╭─ Material for this exercise

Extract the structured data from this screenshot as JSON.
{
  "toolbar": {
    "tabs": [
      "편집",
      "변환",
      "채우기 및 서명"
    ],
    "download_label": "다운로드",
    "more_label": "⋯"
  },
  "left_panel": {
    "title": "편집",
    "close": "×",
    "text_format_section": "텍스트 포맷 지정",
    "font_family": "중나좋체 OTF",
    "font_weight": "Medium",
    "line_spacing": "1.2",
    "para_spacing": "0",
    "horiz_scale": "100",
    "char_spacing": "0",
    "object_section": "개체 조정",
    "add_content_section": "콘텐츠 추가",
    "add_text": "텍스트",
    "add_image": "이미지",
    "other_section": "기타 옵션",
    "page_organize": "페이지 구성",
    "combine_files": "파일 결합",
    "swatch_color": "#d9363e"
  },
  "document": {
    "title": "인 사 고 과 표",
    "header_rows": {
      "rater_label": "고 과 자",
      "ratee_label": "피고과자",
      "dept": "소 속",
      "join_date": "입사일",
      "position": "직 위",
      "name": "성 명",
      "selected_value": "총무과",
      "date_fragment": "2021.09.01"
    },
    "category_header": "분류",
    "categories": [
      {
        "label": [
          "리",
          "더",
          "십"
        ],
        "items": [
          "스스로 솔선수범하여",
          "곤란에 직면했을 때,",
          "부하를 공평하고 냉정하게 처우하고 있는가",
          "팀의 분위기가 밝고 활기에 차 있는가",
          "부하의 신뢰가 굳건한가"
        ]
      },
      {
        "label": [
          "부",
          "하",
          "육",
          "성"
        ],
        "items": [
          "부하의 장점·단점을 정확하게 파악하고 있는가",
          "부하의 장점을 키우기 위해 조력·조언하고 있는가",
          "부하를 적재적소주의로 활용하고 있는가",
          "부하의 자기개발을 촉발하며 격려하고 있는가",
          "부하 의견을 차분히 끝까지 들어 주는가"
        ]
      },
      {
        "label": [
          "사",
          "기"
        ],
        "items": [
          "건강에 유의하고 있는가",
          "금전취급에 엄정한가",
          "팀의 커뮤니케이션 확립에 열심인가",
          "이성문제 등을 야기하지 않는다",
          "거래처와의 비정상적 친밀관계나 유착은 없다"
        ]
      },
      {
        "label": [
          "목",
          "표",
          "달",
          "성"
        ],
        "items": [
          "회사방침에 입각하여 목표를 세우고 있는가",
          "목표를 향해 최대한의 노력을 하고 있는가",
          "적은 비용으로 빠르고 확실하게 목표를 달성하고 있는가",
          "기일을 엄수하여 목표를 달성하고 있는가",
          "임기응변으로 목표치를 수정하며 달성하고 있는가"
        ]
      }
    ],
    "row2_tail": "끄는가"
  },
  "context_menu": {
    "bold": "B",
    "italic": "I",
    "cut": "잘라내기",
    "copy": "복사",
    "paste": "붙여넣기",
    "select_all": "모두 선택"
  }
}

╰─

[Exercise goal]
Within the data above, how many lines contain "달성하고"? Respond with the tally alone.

[Reply to the exercise]
3